Forests are vital to the lives and livelihoods of the people of this planet, to our planet’s existence. Yet, according to UN figures, deforestation continues at the rate of 50.000 square miles per year.

A number of activities have been planned for the year, including high-level panel discussions, film screenings, a United Nations commemorative stamp series, competitions, art and other public events. Look out for them here

While the launch of the Year of Forests will be taking place later, I am posting a short story grown out of the combination of the theme of the Year of Forests with that of “Silence,” a writing prompt set by participants of the “52/250 A Year of Flash.” It was first published there

I copy my short story below:


The Weeping of the Trees

Last spring, I hiked up Mount Olympus. The valleys surrounding its peaks are covered in black pine, beech, yew and tall conifers. On its slopes, vineyards spread precariously; olive trees anchor deep with their roots. Streams cascade to thirsty plateaus. No wonder the ancient Gods lived there.

I stayed in refuges, drank from the streams and breathed the pine-scented air. Cicadas serenaded me; butterflies I did not know existed covered my arms. Wolves lusted after me.

Magical. Yet, I dared not return, fearing the strange sightings and the silence: ghostly shadows appearing through the trees, gathering near water, rushing through the meadows, with a heavy, voluminous silence falling all round. At first, I did not believe my senses. Gradually, I came to expect and even look for the shadows.

Whenever I tried to touch a diaphanous apparition – as if made of smoke – it pulled back, avoiding my hand.

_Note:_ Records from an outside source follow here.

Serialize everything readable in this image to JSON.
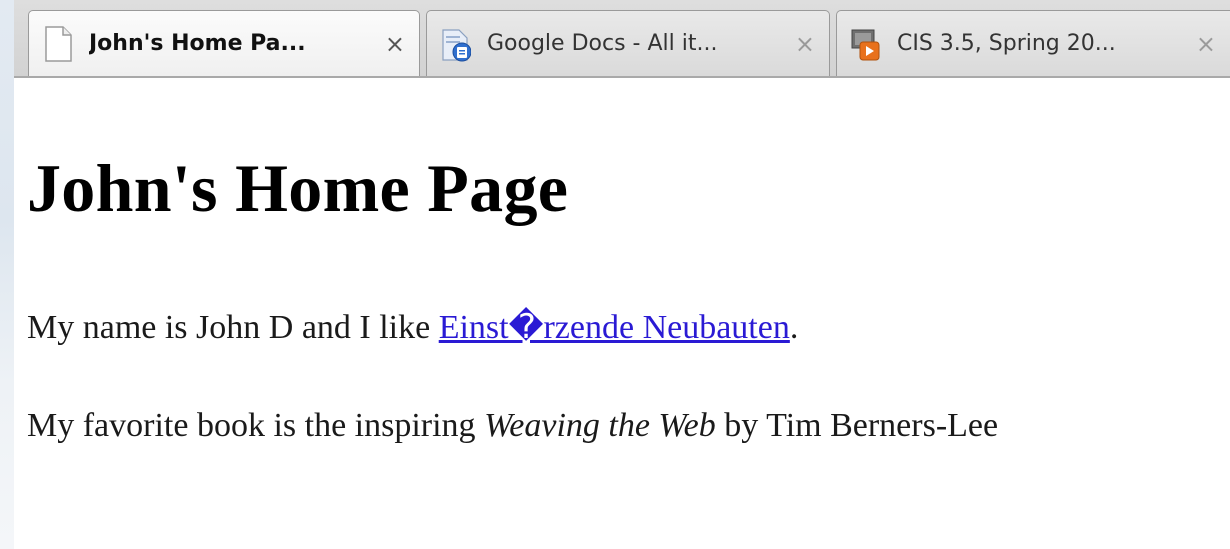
{
  "tabs": [
    {
      "title": "John's Home Pa...",
      "active": true,
      "icon": "blank-page-icon"
    },
    {
      "title": "Google Docs - All it...",
      "active": false,
      "icon": "google-docs-icon"
    },
    {
      "title": "CIS 3.5, Spring 20...",
      "active": false,
      "icon": "slides-presentation-icon"
    }
  ],
  "close_glyph": "×",
  "page": {
    "heading": "John's Home Page",
    "para1_prefix": "My name is John D and I like ",
    "para1_link": "Einst�rzende Neubauten",
    "para1_suffix": ".",
    "para2_prefix": "My favorite book is the inspiring ",
    "para2_book": "Weaving the Web",
    "para2_suffix": " by Tim Berners-Lee"
  },
  "colors": {
    "link": "#2a1ad4",
    "tab_border": "#9a9a9a"
  }
}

I thought I saw it sigh, more as a gesture rather than sound, and glide away.

It was recently that I understood – and felt freed to return. The shadows are the souls of trees haunting the Olympian home of their Gods. Felled unjustly, burned in war, famine, and in ruthless profiteering, or carelessness, they return to plead with them.

Next time you visit Olympus, look for the shadows; seek this silence: If it is not disrupted by a leaf falling, a stream’s gurgle or an animal’s light footstep, know you are listening to the silent weeping of the trees.


You can find the story in 52/250, together with a number of other excellent stories on the theme of “Silence” here.

She missed many boats

Have you heard the expression “missed the boat?” It is pertinent to
where I live, because there are no cars, no buses to “miss” on my
island. Only boats. There is the boat to the nearest town, and the
ferry-boat to Athens, once a week. No one misses those, as they are
the only contact we have with the outside world. No one, that is,
except Meropi.

After her husband’s boat went down in heavy seas, she never made it on
time to a boat: she missed the boat to her daughter’s wedding, to her
giving birth; to the christening, and then the marriage of her only
grandchild. To the doctor’s office on Naxos, after several days of
suffering the big pressure on her chest.

She was afraid of the sea, you see. A woman born and bred on an
island! Terrified of the Aegean waves crushing on the huge rocks, she
avoided even looking at them. No wonder she missed many boats.

But, no one misses the boat to Hades. So, today Meropi is on time. She
is being carried in her coffin on board, as we speak. The local priest
performed the service already – while, curiously, numerous doves
collected on the belfry – and she is braving the meltemi to reach her
place of rest, on the mainland. I can hear her only goat’s bell
ringing, as if already missing her. God bless her soul; I am not one
for travelling either.

The End

This story appeared on 52/250 A Year of Flash

Literature, Art, Culture, Society, and lots of Haiku